> _Given data_:
┌──

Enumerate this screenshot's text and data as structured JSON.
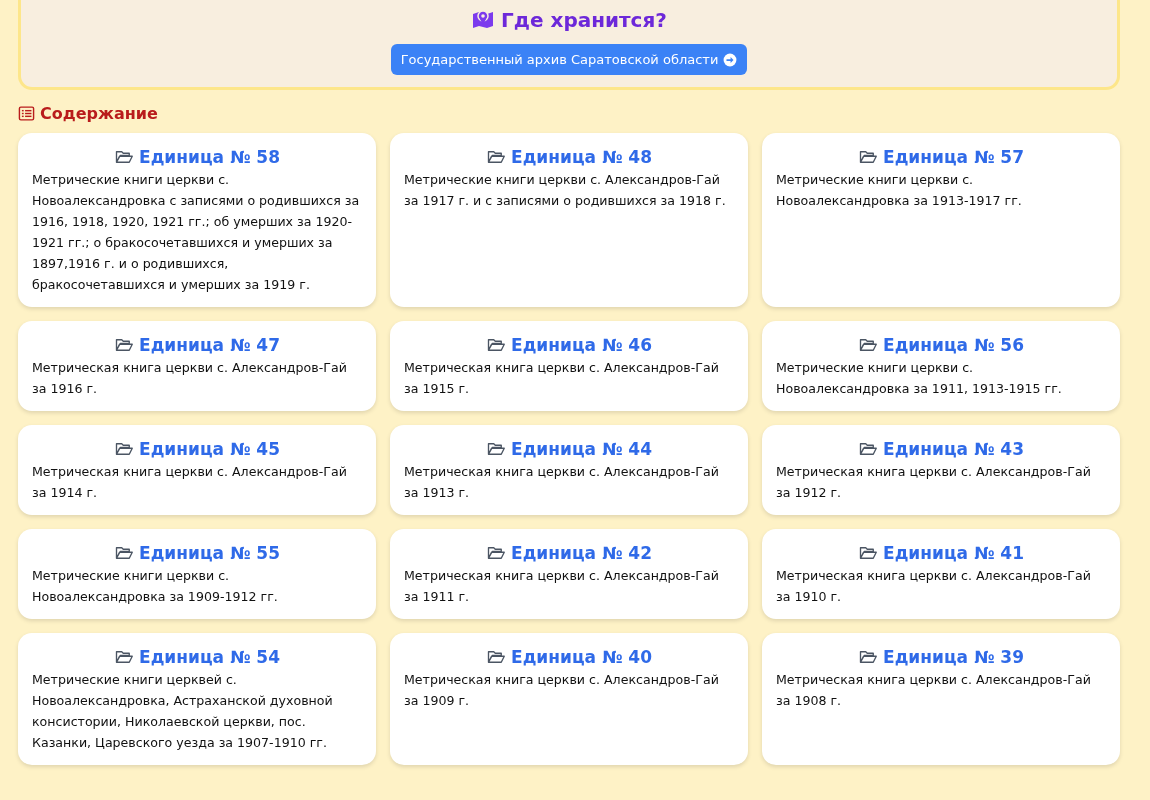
{
  "location": {
    "title": "Где хранится?",
    "archive_button": "Государственный архив Саратовской области"
  },
  "contents": {
    "heading": "Содержание",
    "units": [
      {
        "title": "Единица № 58",
        "description": "Метрические книги церкви с. Новоалександровка с записями о родившихся за 1916, 1918, 1920, 1921 гг.; об умерших за 1920-1921 гг.; о бракосочетавшихся и умерших за 1897,1916 г. и о родившихся, бракосочетавшихся и умерших за 1919 г."
      },
      {
        "title": "Единица № 48",
        "description": "Метрические книги церкви с. Александров-Гай за 1917 г. и с записями о родившихся за 1918 г."
      },
      {
        "title": "Единица № 57",
        "description": "Метрические книги церкви с. Новоалександровка за 1913-1917 гг."
      },
      {
        "title": "Единица № 47",
        "description": "Метрическая книга церкви с. Александров-Гай за 1916 г."
      },
      {
        "title": "Единица № 46",
        "description": "Метрическая книга церкви с. Александров-Гай за 1915 г."
      },
      {
        "title": "Единица № 56",
        "description": "Метрические книги церкви с. Новоалександровка за 1911, 1913-1915 гг."
      },
      {
        "title": "Единица № 45",
        "description": "Метрическая книга церкви с. Александров-Гай за 1914 г."
      },
      {
        "title": "Единица № 44",
        "description": "Метрическая книга церкви с. Александров-Гай за 1913 г."
      },
      {
        "title": "Единица № 43",
        "description": "Метрическая книга церкви с. Александров-Гай за 1912 г."
      },
      {
        "title": "Единица № 55",
        "description": "Метрические книги церкви с. Новоалександровка за 1909-1912 гг."
      },
      {
        "title": "Единица № 42",
        "description": "Метрическая книга церкви с. Александров-Гай за 1911 г."
      },
      {
        "title": "Единица № 41",
        "description": "Метрическая книга церкви с. Александров-Гай за 1910 г."
      },
      {
        "title": "Единица № 54",
        "description": "Метрические книги церквей с. Новоалександровка, Астраханской духовной консистории, Николаевской церкви, пос. Казанки, Царевского уезда за 1907-1910 гг."
      },
      {
        "title": "Единица № 40",
        "description": "Метрическая книга церкви с. Александров-Гай за 1909 г."
      },
      {
        "title": "Единица № 39",
        "description": "Метрическая книга церкви с. Александров-Гай за 1908 г."
      }
    ]
  }
}
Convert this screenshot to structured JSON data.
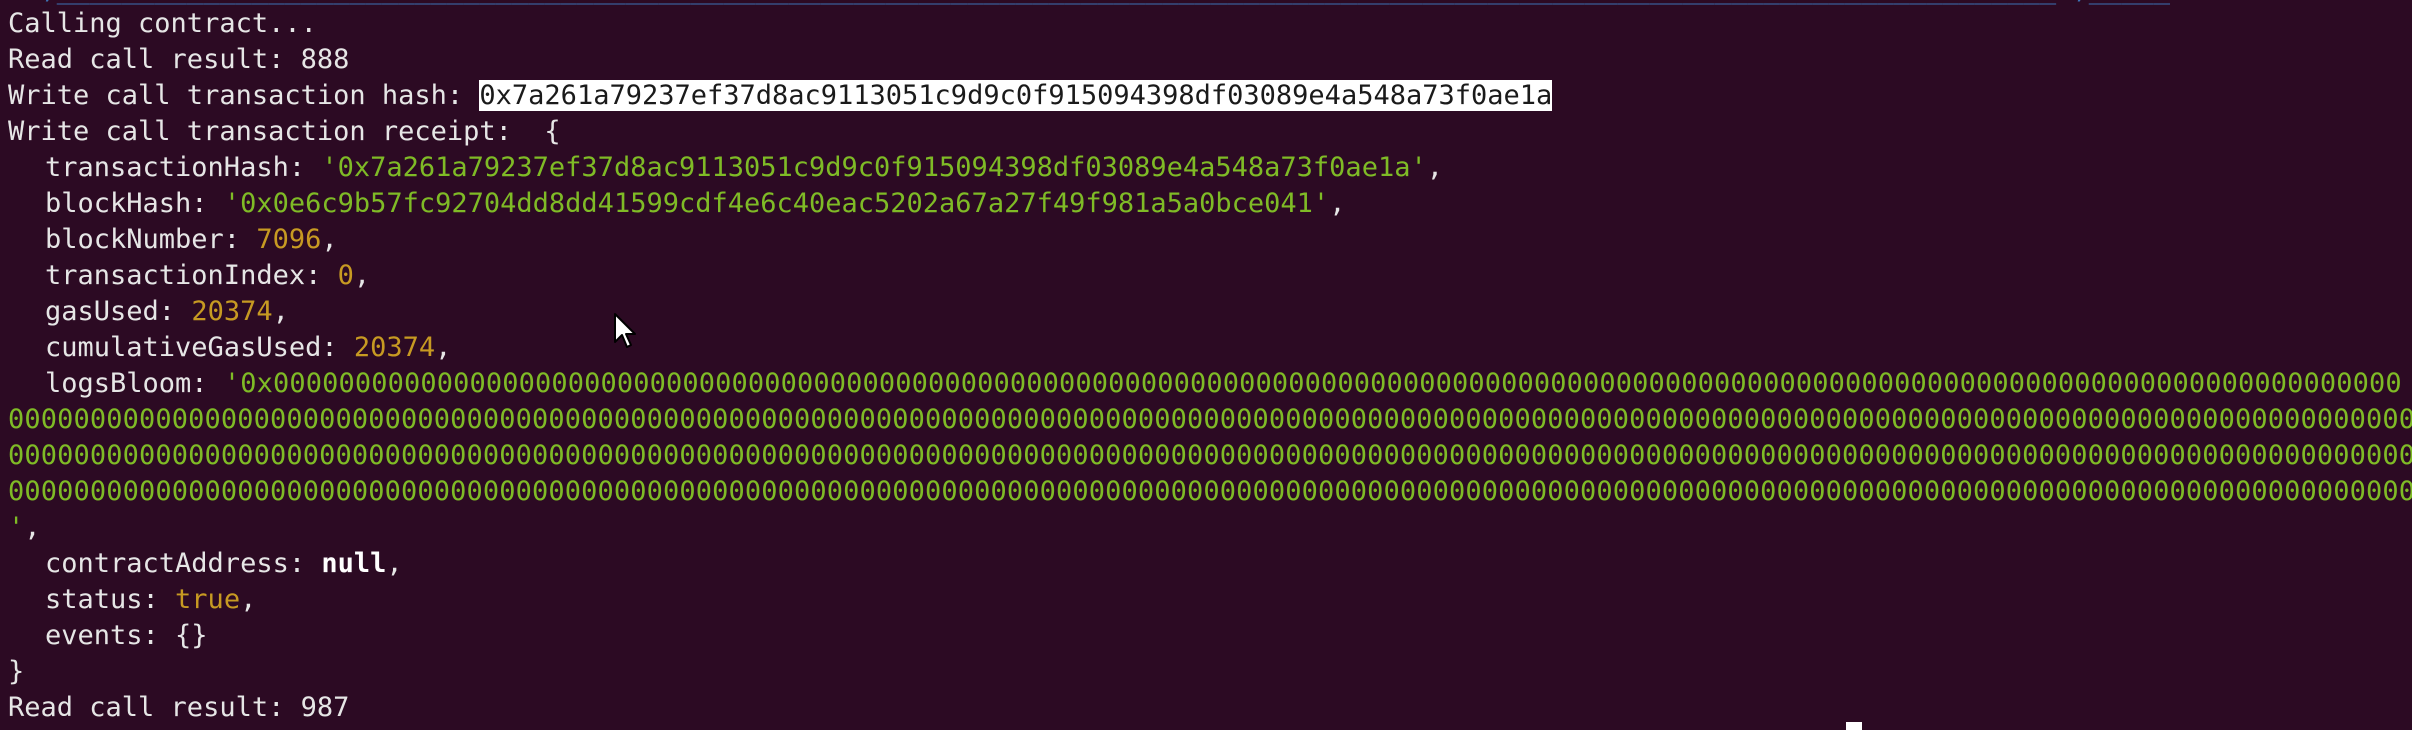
{
  "terminal": {
    "top_partial": "  ,___________________________________________________________________________________________________________________________ ,_____",
    "line_calling": "Calling contract...",
    "read1_label": "Read call result: ",
    "read1_value": "888",
    "hash_label": "Write call transaction hash: ",
    "hash_value": "0x7a261a79237ef37d8ac9113051c9d9c0f915094398df03089e4a548a73f0ae1a",
    "receipt_label": "Write call transaction receipt:  {",
    "tx_hash_key": "transactionHash: ",
    "tx_hash_val": "'0x7a261a79237ef37d8ac9113051c9d9c0f915094398df03089e4a548a73f0ae1a'",
    "block_hash_key": "blockHash: ",
    "block_hash_val": "'0x0e6c9b57fc92704dd8dd41599cdf4e6c40eac5202a67a27f49f981a5a0bce041'",
    "block_number_key": "blockNumber: ",
    "block_number_val": "7096",
    "tx_index_key": "transactionIndex: ",
    "tx_index_val": "0",
    "gas_used_key": "gasUsed: ",
    "gas_used_val": "20374",
    "cum_gas_key": "cumulativeGasUsed: ",
    "cum_gas_val": "20374",
    "logs_bloom_key": "logsBloom: ",
    "logs_bloom_line1": "'0x0000000000000000000000000000000000000000000000000000000000000000000000000000000000000000000000000000000000000000000000000000000000",
    "logs_bloom_line2": "00000000000000000000000000000000000000000000000000000000000000000000000000000000000000000000000000000000000000000000000000000000000000000000000000000000",
    "logs_bloom_line3": "00000000000000000000000000000000000000000000000000000000000000000000000000000000000000000000000000000000000000000000000000000000000000000000000000000000",
    "logs_bloom_line4": "00000000000000000000000000000000000000000000000000000000000000000000000000000000000000000000000000000000000000000000000000000000000000000000000000000000",
    "logs_bloom_end": "'",
    "comma": ",",
    "contract_addr_key": "contractAddress: ",
    "contract_addr_val": "null",
    "status_key": "status: ",
    "status_val": "true",
    "events_key": "events: ",
    "events_val": "{}",
    "close_brace": "}",
    "read2_label": "Read call result: ",
    "read2_value": "987"
  },
  "colors": {
    "background": "#2c0a23",
    "text": "#e6e6e6",
    "string": "#7fbb26",
    "number": "#c79a22",
    "selection_bg": "#ffffff",
    "selection_fg": "#1a1a1a"
  },
  "icons": {
    "mouse_pointer": "arrow-pointer-icon"
  }
}
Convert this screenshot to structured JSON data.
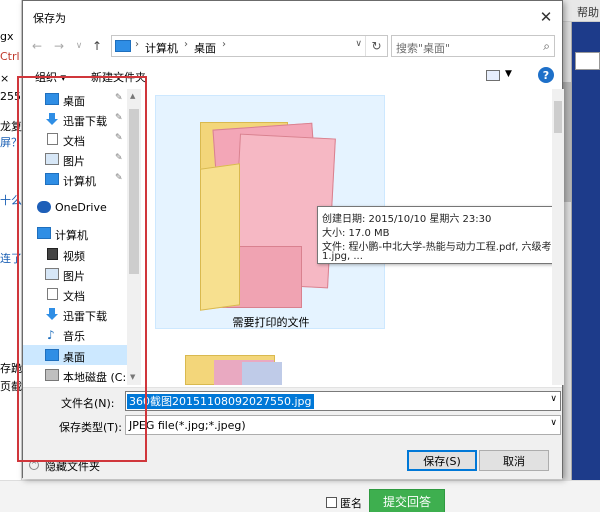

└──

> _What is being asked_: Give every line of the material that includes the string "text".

> _Solution to this exercise_:
Enumerate this screenshot's text and data as structured JSON.
    "text": "#e6e6e6",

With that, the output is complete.